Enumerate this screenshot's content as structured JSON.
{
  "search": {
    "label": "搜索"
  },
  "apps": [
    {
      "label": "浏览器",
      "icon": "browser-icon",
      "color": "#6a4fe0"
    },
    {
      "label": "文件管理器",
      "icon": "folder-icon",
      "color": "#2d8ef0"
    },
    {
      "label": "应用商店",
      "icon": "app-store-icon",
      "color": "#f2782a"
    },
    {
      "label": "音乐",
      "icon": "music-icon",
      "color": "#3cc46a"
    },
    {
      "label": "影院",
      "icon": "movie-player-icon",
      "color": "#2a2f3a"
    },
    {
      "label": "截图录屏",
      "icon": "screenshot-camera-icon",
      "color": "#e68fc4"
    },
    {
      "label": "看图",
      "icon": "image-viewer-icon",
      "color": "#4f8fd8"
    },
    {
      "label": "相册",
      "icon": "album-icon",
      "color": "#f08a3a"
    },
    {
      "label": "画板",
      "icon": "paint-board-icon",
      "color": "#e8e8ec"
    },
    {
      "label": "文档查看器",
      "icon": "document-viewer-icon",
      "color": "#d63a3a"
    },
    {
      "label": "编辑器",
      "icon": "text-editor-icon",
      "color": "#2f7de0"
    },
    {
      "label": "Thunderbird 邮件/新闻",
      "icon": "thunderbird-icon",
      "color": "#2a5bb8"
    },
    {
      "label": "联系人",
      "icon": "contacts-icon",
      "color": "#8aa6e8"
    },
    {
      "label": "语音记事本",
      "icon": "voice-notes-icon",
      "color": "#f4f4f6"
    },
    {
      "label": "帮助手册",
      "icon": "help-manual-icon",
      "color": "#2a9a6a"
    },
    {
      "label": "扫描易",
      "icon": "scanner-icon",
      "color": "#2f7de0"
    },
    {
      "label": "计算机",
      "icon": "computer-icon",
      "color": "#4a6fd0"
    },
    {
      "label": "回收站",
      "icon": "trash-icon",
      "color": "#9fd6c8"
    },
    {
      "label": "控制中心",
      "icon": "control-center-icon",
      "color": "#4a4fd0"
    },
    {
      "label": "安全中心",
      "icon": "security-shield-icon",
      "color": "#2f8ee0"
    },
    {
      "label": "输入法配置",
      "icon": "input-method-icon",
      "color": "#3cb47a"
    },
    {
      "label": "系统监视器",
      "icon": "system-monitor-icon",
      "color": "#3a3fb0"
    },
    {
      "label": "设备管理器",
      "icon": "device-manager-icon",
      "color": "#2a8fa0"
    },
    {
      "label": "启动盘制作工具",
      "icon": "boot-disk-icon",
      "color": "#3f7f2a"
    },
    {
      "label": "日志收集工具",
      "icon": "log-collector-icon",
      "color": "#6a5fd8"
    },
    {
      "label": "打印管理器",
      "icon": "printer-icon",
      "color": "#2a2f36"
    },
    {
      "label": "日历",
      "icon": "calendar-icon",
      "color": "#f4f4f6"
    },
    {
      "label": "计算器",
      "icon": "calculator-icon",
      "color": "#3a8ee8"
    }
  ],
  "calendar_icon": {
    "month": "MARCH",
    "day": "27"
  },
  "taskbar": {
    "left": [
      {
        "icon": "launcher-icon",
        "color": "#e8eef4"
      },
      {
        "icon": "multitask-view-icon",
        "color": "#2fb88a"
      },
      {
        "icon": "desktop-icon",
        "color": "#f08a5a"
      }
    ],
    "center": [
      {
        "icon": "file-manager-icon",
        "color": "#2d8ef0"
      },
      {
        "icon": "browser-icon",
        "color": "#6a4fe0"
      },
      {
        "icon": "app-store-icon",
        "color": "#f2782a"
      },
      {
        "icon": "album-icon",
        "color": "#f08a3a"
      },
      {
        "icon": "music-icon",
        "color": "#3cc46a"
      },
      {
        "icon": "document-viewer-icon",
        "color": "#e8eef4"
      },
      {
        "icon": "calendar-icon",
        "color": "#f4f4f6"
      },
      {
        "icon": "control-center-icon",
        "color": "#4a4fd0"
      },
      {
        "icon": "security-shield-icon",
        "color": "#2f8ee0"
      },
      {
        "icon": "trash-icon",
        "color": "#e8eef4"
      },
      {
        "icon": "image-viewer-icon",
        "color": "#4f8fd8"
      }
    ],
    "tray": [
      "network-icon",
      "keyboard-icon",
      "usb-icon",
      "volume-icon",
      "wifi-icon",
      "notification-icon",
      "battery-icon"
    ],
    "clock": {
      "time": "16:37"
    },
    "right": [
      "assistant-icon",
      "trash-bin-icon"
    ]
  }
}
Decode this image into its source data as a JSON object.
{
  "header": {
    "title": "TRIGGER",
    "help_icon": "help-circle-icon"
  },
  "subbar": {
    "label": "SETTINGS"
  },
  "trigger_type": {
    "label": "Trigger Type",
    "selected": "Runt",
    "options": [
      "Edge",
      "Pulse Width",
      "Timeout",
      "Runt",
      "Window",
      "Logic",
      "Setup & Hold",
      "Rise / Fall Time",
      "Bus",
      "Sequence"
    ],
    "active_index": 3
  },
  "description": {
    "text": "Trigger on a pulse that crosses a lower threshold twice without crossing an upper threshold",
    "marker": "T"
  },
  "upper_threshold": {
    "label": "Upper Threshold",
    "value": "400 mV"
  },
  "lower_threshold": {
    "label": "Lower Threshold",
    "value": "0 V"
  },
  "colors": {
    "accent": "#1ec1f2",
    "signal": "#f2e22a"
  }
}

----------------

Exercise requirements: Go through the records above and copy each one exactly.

Reply to the task:
Enumerate this screenshot's content as structured JSON.
{
  "search": {
    "label": "搜索"
  },
  "apps": [
    {
      "label": "浏览器",
      "icon": "browser-icon",
      "color": "#6a4fe0"
    },
    {
      "label": "文件管理器",
      "icon": "folder-icon",
      "color": "#2d8ef0"
    },
    {
      "label": "应用商店",
      "icon": "app-store-icon",
      "color": "#f2782a"
    },
    {
      "label": "音乐",
      "icon": "music-icon",
      "color": "#3cc46a"
    },
    {
      "label": "影院",
      "icon": "movie-player-icon",
      "color": "#2a2f3a"
    },
    {
      "label": "截图录屏",
      "icon": "screenshot-camera-icon",
      "color": "#e68fc4"
    },
    {
      "label": "看图",
      "icon": "image-viewer-icon",
      "color": "#4f8fd8"
    },
    {
      "label": "相册",
      "icon": "album-icon",
      "color": "#f08a3a"
    },
    {
      "label": "画板",
      "icon": "paint-board-icon",
      "color": "#e8e8ec"
    },
    {
      "label": "文档查看器",
      "icon": "document-viewer-icon",
      "color": "#d63a3a"
    },
    {
      "label": "编辑器",
      "icon": "text-editor-icon",
      "color": "#2f7de0"
    },
    {
      "label": "Thunderbird 邮件/新闻",
      "icon": "thunderbird-icon",
      "color": "#2a5bb8"
    },
    {
      "label": "联系人",
      "icon": "contacts-icon",
      "color": "#8aa6e8"
    },
    {
      "label": "语音记事本",
      "icon": "voice-notes-icon",
      "color": "#f4f4f6"
    },
    {
      "label": "帮助手册",
      "icon": "help-manual-icon",
      "color": "#2a9a6a"
    },
    {
      "label": "扫描易",
      "icon": "scanner-icon",
      "color": "#2f7de0"
    },
    {
      "label": "计算机",
      "icon": "computer-icon",
      "color": "#4a6fd0"
    },
    {
      "label": "回收站",
      "icon": "trash-icon",
      "color": "#9fd6c8"
    },
    {
      "label": "控制中心",
      "icon": "control-center-icon",
      "color": "#4a4fd0"
    },
    {
      "label": "安全中心",
      "icon": "security-shield-icon",
      "color": "#2f8ee0"
    },
    {
      "label": "输入法配置",
      "icon": "input-method-icon",
      "color": "#3cb47a"
    },
    {
      "label": "系统监视器",
      "icon": "system-monitor-icon",
      "color": "#3a3fb0"
    },
    {
      "label": "设备管理器",
      "icon": "device-manager-icon",
      "color": "#2a8fa0"
    },
    {
      "label": "启动盘制作工具",
      "icon": "boot-disk-icon",
      "color": "#3f7f2a"
    },
    {
      "label": "日志收集工具",
      "icon": "log-collector-icon",
      "color": "#6a5fd8"
    },
    {
      "label": "打印管理器",
      "icon": "printer-icon",
      "color": "#2a2f36"
    },
    {
      "label": "日历",
      "icon": "calendar-icon",
      "color": "#f4f4f6"
    },
    {
      "label": "计算器",
      "icon": "calculator-icon",
      "color": "#3a8ee8"
    }
  ],
  "calendar_icon": {
    "month": "MARCH",
    "day": "27"
  },
  "taskbar": {
    "left": [
      {
        "icon": "launcher-icon",
        "color": "#e8eef4"
      },
      {
        "icon": "multitask-view-icon",
        "color": "#2fb88a"
      },
      {
        "icon": "desktop-icon",
        "color": "#f08a5a"
      }
    ],
    "center": [
      {
        "icon": "file-manager-icon",
        "color": "#2d8ef0"
      },
      {
        "icon": "browser-icon",
        "color": "#6a4fe0"
      },
      {
        "icon": "app-store-icon",
        "color": "#f2782a"
      },
      {
        "icon": "album-icon",
        "color": "#f08a3a"
      },
      {
        "icon": "music-icon",
        "color": "#3cc46a"
      },
      {
        "icon": "document-viewer-icon",
        "color": "#e8eef4"
      },
      {
        "icon": "calendar-icon",
        "color": "#f4f4f6"
      },
      {
        "icon": "control-center-icon",
        "color": "#4a4fd0"
      },
      {
        "icon": "security-shield-icon",
        "color": "#2f8ee0"
      },
      {
        "icon": "trash-icon",
        "color": "#e8eef4"
      },
      {
        "icon": "image-viewer-icon",
        "color": "#4f8fd8"
      }
    ],
    "tray": [
      "network-icon",
      "keyboard-icon",
      "usb-icon",
      "volume-icon",
      "wifi-icon",
      "notification-icon",
      "battery-icon"
    ],
    "clock": {
      "time": "16:37"
    },
    "right": [
      "assistant-icon",
      "trash-bin-icon"
    ]
  }
}
Decode this image into its source data as a JSON object.
{
  "header": {
    "title": "TRIGGER",
    "help_icon": "help-circle-icon"
  },
  "subbar": {
    "label": "SETTINGS"
  },
  "trigger_type": {
    "label": "Trigger Type",
    "selected": "Runt",
    "options": [
      "Edge",
      "Pulse Width",
      "Timeout",
      "Runt",
      "Window",
      "Logic",
      "Setup & Hold",
      "Rise / Fall Time",
      "Bus",
      "Sequence"
    ],
    "active_index": 3
  },
  "description": {
    "text": "Trigger on a pulse that crosses a lower threshold twice without crossing an upper threshold",
    "marker": "T"
  },
  "upper_threshold": {
    "label": "Upper Threshold",
    "value": "400 mV"
  },
  "lower_threshold": {
    "label": "Lower Threshold",
    "value": "0 V"
  },
  "colors": {
    "accent": "#1ec1f2",
    "signal": "#f2e22a"
  }
}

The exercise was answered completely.